(Component data from apps and pages)
::::

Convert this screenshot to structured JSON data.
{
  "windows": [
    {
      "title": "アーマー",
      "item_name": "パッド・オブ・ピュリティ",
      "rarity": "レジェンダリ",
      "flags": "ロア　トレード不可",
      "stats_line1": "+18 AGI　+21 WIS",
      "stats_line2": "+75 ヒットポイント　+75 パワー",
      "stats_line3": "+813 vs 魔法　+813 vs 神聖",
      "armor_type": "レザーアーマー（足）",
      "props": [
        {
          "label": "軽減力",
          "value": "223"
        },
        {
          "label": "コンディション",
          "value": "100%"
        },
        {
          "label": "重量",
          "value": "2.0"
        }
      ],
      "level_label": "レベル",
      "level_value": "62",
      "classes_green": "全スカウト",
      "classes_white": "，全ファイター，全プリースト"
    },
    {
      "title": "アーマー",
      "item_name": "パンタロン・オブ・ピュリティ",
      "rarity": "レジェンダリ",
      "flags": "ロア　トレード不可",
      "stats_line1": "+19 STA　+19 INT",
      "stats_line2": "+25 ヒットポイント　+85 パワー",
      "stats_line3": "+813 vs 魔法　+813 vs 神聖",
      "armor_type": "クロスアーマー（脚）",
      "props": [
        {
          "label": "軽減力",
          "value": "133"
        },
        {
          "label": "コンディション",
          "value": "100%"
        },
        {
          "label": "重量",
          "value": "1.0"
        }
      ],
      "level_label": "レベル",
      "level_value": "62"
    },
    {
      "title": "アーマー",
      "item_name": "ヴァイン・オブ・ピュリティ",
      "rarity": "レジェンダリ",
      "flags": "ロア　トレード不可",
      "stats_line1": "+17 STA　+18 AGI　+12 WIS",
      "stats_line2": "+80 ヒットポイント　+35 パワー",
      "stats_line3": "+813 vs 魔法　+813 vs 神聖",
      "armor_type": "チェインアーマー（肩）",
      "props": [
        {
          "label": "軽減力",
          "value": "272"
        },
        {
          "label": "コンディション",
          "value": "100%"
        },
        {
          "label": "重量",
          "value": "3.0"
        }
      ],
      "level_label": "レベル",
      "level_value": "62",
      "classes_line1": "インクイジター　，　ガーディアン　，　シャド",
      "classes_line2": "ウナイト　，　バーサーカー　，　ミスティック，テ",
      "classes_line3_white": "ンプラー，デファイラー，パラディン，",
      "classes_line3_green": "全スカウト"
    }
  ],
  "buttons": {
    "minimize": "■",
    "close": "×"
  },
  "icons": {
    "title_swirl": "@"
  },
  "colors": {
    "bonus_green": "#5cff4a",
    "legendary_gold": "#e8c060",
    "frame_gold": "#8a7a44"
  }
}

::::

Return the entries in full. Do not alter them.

__Result of this exercise__.
Convert this screenshot to structured JSON data.
{
  "windows": [
    {
      "title": "アーマー",
      "item_name": "パッド・オブ・ピュリティ",
      "rarity": "レジェンダリ",
      "flags": "ロア　トレード不可",
      "stats_line1": "+18 AGI　+21 WIS",
      "stats_line2": "+75 ヒットポイント　+75 パワー",
      "stats_line3": "+813 vs 魔法　+813 vs 神聖",
      "armor_type": "レザーアーマー（足）",
      "props": [
        {
          "label": "軽減力",
          "value": "223"
        },
        {
          "label": "コンディション",
          "value": "100%"
        },
        {
          "label": "重量",
          "value": "2.0"
        }
      ],
      "level_label": "レベル",
      "level_value": "62",
      "classes_green": "全スカウト",
      "classes_white": "，全ファイター，全プリースト"
    },
    {
      "title": "アーマー",
      "item_name": "パンタロン・オブ・ピュリティ",
      "rarity": "レジェンダリ",
      "flags": "ロア　トレード不可",
      "stats_line1": "+19 STA　+19 INT",
      "stats_line2": "+25 ヒットポイント　+85 パワー",
      "stats_line3": "+813 vs 魔法　+813 vs 神聖",
      "armor_type": "クロスアーマー（脚）",
      "props": [
        {
          "label": "軽減力",
          "value": "133"
        },
        {
          "label": "コンディション",
          "value": "100%"
        },
        {
          "label": "重量",
          "value": "1.0"
        }
      ],
      "level_label": "レベル",
      "level_value": "62"
    },
    {
      "title": "アーマー",
      "item_name": "ヴァイン・オブ・ピュリティ",
      "rarity": "レジェンダリ",
      "flags": "ロア　トレード不可",
      "stats_line1": "+17 STA　+18 AGI　+12 WIS",
      "stats_line2": "+80 ヒットポイント　+35 パワー",
      "stats_line3": "+813 vs 魔法　+813 vs 神聖",
      "armor_type": "チェインアーマー（肩）",
      "props": [
        {
          "label": "軽減力",
          "value": "272"
        },
        {
          "label": "コンディション",
          "value": "100%"
        },
        {
          "label": "重量",
          "value": "3.0"
        }
      ],
      "level_label": "レベル",
      "level_value": "62",
      "classes_line1": "インクイジター　，　ガーディアン　，　シャド",
      "classes_line2": "ウナイト　，　バーサーカー　，　ミスティック，テ",
      "classes_line3_white": "ンプラー，デファイラー，パラディン，",
      "classes_line3_green": "全スカウト"
    }
  ],
  "buttons": {
    "minimize": "■",
    "close": "×"
  },
  "icons": {
    "title_swirl": "@"
  },
  "colors": {
    "bonus_green": "#5cff4a",
    "legendary_gold": "#e8c060",
    "frame_gold": "#8a7a44"
  }
}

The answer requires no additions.